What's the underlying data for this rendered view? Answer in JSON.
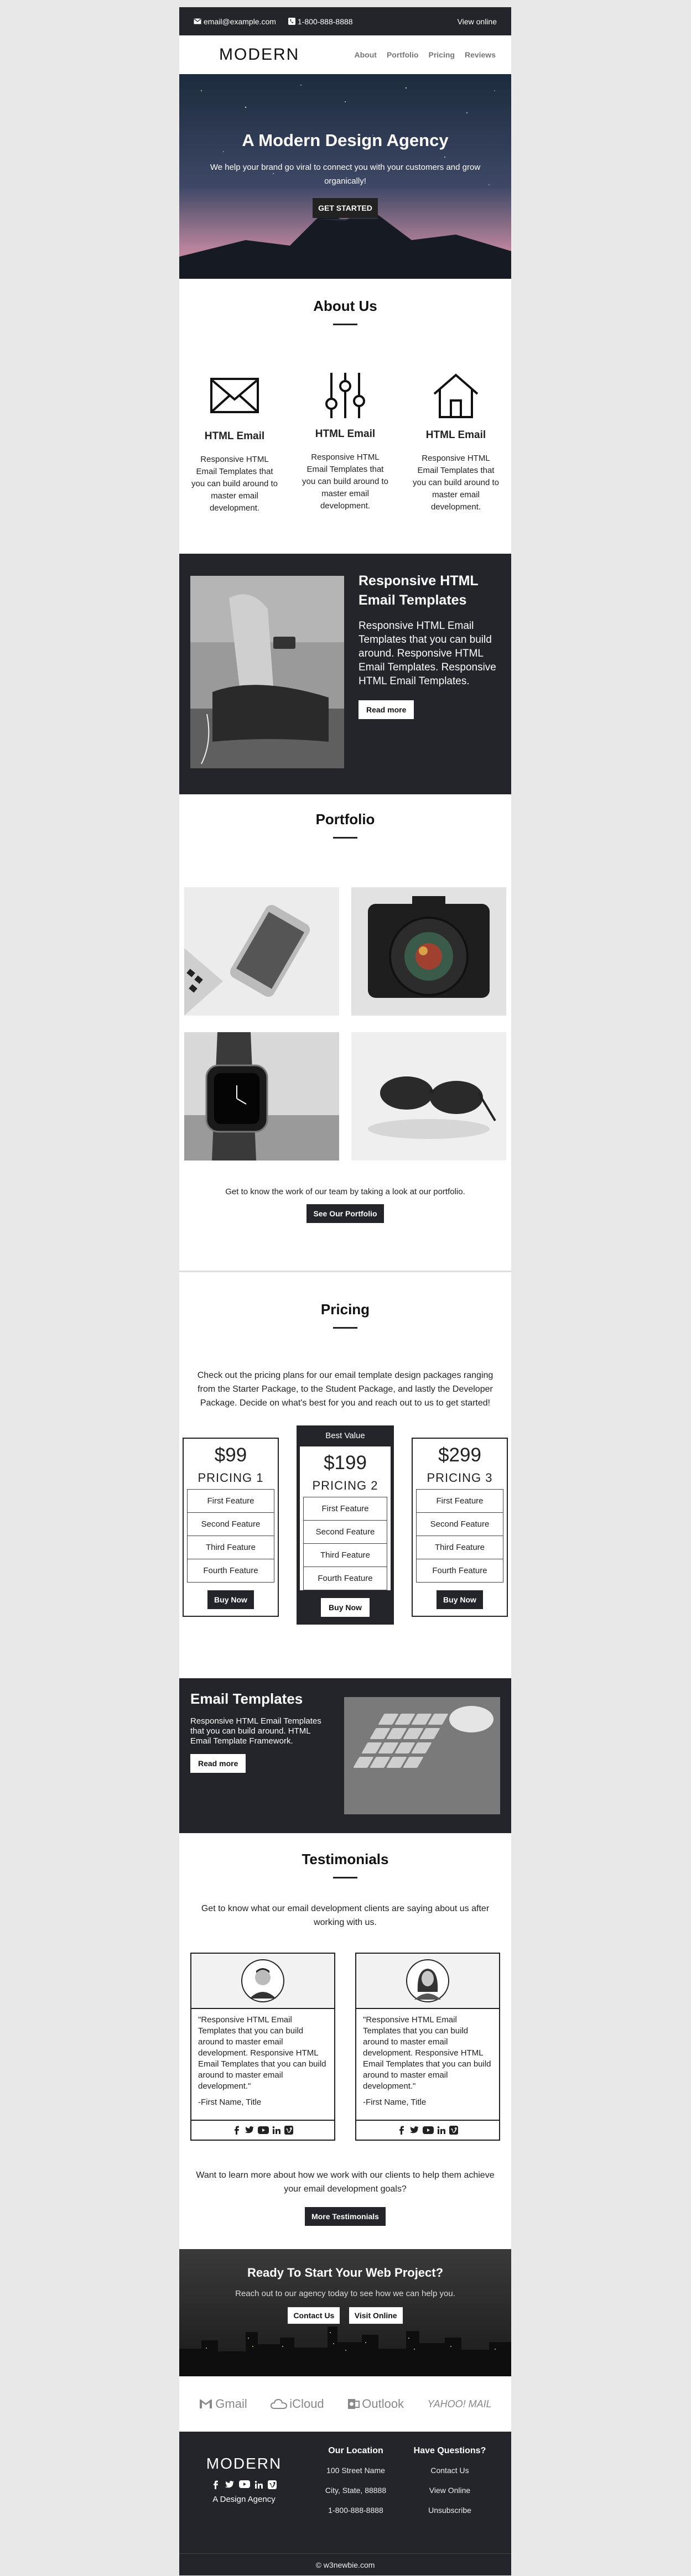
{
  "topbar": {
    "email": "email@example.com",
    "phone": "1-800-888-8888",
    "view_online": "View online"
  },
  "header": {
    "logo": "MODERN",
    "nav": [
      "About",
      "Portfolio",
      "Pricing",
      "Reviews"
    ]
  },
  "hero": {
    "title": "A Modern Design Agency",
    "text": "We help your brand go viral to connect you with your customers and grow organically!",
    "button": "GET STARTED"
  },
  "about": {
    "title": "About Us",
    "columns": [
      {
        "icon": "mail-icon",
        "heading": "HTML Email",
        "text": "Responsive HTML Email Templates that you can build around to master email development."
      },
      {
        "icon": "sliders-icon",
        "heading": "HTML Email",
        "text": "Responsive HTML Email Templates that you can build around to master email development."
      },
      {
        "icon": "home-icon",
        "heading": "HTML Email",
        "text": "Responsive HTML Email Templates that you can build around to master email development."
      }
    ]
  },
  "feature": {
    "title": "Responsive HTML Email Templates",
    "text": "Responsive HTML Email Templates that you can build around. Responsive HTML Email Templates. Responsive HTML Email Templates.",
    "button": "Read more"
  },
  "portfolio": {
    "title": "Portfolio",
    "text": "Get to know the work of our team by taking a look at our portfolio.",
    "button": "See Our Portfolio"
  },
  "pricing": {
    "title": "Pricing",
    "intro": "Check out the pricing plans for our email template design packages ranging from the Starter Package, to the Student Package, and lastly the Developer Package. Decide on what's best for you and reach out to us to get started!",
    "plans": [
      {
        "price": "$99",
        "name": "PRICING 1",
        "features": [
          "First Feature",
          "Second Feature",
          "Third Feature",
          "Fourth Feature"
        ],
        "button": "Buy Now"
      },
      {
        "badge": "Best Value",
        "price": "$199",
        "name": "PRICING 2",
        "features": [
          "First Feature",
          "Second Feature",
          "Third Feature",
          "Fourth Feature"
        ],
        "button": "Buy Now"
      },
      {
        "price": "$299",
        "name": "PRICING 3",
        "features": [
          "First Feature",
          "Second Feature",
          "Third Feature",
          "Fourth Feature"
        ],
        "button": "Buy Now"
      }
    ]
  },
  "email_templates": {
    "title": "Email Templates",
    "text": "Responsive HTML Email Templates that you can build around. HTML Email Template Framework.",
    "button": "Read more"
  },
  "testimonials": {
    "title": "Testimonials",
    "intro": "Get to know what our email development clients are saying about us after working with us.",
    "cards": [
      {
        "quote": "\"Responsive HTML Email Templates that you can build around to master email development. Responsive HTML Email Templates that you can build around to master email development.\"",
        "author": "-First Name, Title"
      },
      {
        "quote": "\"Responsive HTML Email Templates that you can build around to master email development. Responsive HTML Email Templates that you can build around to master email development.\"",
        "author": "-First Name, Title"
      }
    ],
    "more_text": "Want to learn more about how we work with our clients to help them achieve your email development goals?",
    "button": "More Testimonials"
  },
  "cta": {
    "title": "Ready To Start Your Web Project?",
    "text": "Reach out to our agency today to see how we can help you.",
    "contact_button": "Contact Us",
    "visit_button": "Visit Online"
  },
  "clients": [
    "Gmail",
    "iCloud",
    "Outlook",
    "YAHOO! MAIL"
  ],
  "footer": {
    "logo": "MODERN",
    "tagline": "A Design Agency",
    "location_title": "Our Location",
    "location": [
      "100 Street Name",
      "City, State, 88888",
      "1-800-888-8888"
    ],
    "questions_title": "Have Questions?",
    "links": [
      "Contact Us",
      "View Online",
      "Unsubscribe"
    ],
    "copyright": "© w3newbie.com"
  },
  "colors": {
    "dark": "#23252a",
    "page_bg": "#e8e8e8",
    "white": "#ffffff"
  }
}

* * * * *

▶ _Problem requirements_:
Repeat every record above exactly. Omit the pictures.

▶ _Written reply_:
What's the underlying data for this rendered view? Answer in JSON.
{
  "topbar": {
    "email": "email@example.com",
    "phone": "1-800-888-8888",
    "view_online": "View online"
  },
  "header": {
    "logo": "MODERN",
    "nav": [
      "About",
      "Portfolio",
      "Pricing",
      "Reviews"
    ]
  },
  "hero": {
    "title": "A Modern Design Agency",
    "text": "We help your brand go viral to connect you with your customers and grow organically!",
    "button": "GET STARTED"
  },
  "about": {
    "title": "About Us",
    "columns": [
      {
        "icon": "mail-icon",
        "heading": "HTML Email",
        "text": "Responsive HTML Email Templates that you can build around to master email development."
      },
      {
        "icon": "sliders-icon",
        "heading": "HTML Email",
        "text": "Responsive HTML Email Templates that you can build around to master email development."
      },
      {
        "icon": "home-icon",
        "heading": "HTML Email",
        "text": "Responsive HTML Email Templates that you can build around to master email development."
      }
    ]
  },
  "feature": {
    "title": "Responsive HTML Email Templates",
    "text": "Responsive HTML Email Templates that you can build around. Responsive HTML Email Templates. Responsive HTML Email Templates.",
    "button": "Read more"
  },
  "portfolio": {
    "title": "Portfolio",
    "text": "Get to know the work of our team by taking a look at our portfolio.",
    "button": "See Our Portfolio"
  },
  "pricing": {
    "title": "Pricing",
    "intro": "Check out the pricing plans for our email template design packages ranging from the Starter Package, to the Student Package, and lastly the Developer Package. Decide on what's best for you and reach out to us to get started!",
    "plans": [
      {
        "price": "$99",
        "name": "PRICING 1",
        "features": [
          "First Feature",
          "Second Feature",
          "Third Feature",
          "Fourth Feature"
        ],
        "button": "Buy Now"
      },
      {
        "badge": "Best Value",
        "price": "$199",
        "name": "PRICING 2",
        "features": [
          "First Feature",
          "Second Feature",
          "Third Feature",
          "Fourth Feature"
        ],
        "button": "Buy Now"
      },
      {
        "price": "$299",
        "name": "PRICING 3",
        "features": [
          "First Feature",
          "Second Feature",
          "Third Feature",
          "Fourth Feature"
        ],
        "button": "Buy Now"
      }
    ]
  },
  "email_templates": {
    "title": "Email Templates",
    "text": "Responsive HTML Email Templates that you can build around. HTML Email Template Framework.",
    "button": "Read more"
  },
  "testimonials": {
    "title": "Testimonials",
    "intro": "Get to know what our email development clients are saying about us after working with us.",
    "cards": [
      {
        "quote": "\"Responsive HTML Email Templates that you can build around to master email development. Responsive HTML Email Templates that you can build around to master email development.\"",
        "author": "-First Name, Title"
      },
      {
        "quote": "\"Responsive HTML Email Templates that you can build around to master email development. Responsive HTML Email Templates that you can build around to master email development.\"",
        "author": "-First Name, Title"
      }
    ],
    "more_text": "Want to learn more about how we work with our clients to help them achieve your email development goals?",
    "button": "More Testimonials"
  },
  "cta": {
    "title": "Ready To Start Your Web Project?",
    "text": "Reach out to our agency today to see how we can help you.",
    "contact_button": "Contact Us",
    "visit_button": "Visit Online"
  },
  "clients": [
    "Gmail",
    "iCloud",
    "Outlook",
    "YAHOO! MAIL"
  ],
  "footer": {
    "logo": "MODERN",
    "tagline": "A Design Agency",
    "location_title": "Our Location",
    "location": [
      "100 Street Name",
      "City, State, 88888",
      "1-800-888-8888"
    ],
    "questions_title": "Have Questions?",
    "links": [
      "Contact Us",
      "View Online",
      "Unsubscribe"
    ],
    "copyright": "© w3newbie.com"
  },
  "colors": {
    "dark": "#23252a",
    "page_bg": "#e8e8e8",
    "white": "#ffffff"
  }
}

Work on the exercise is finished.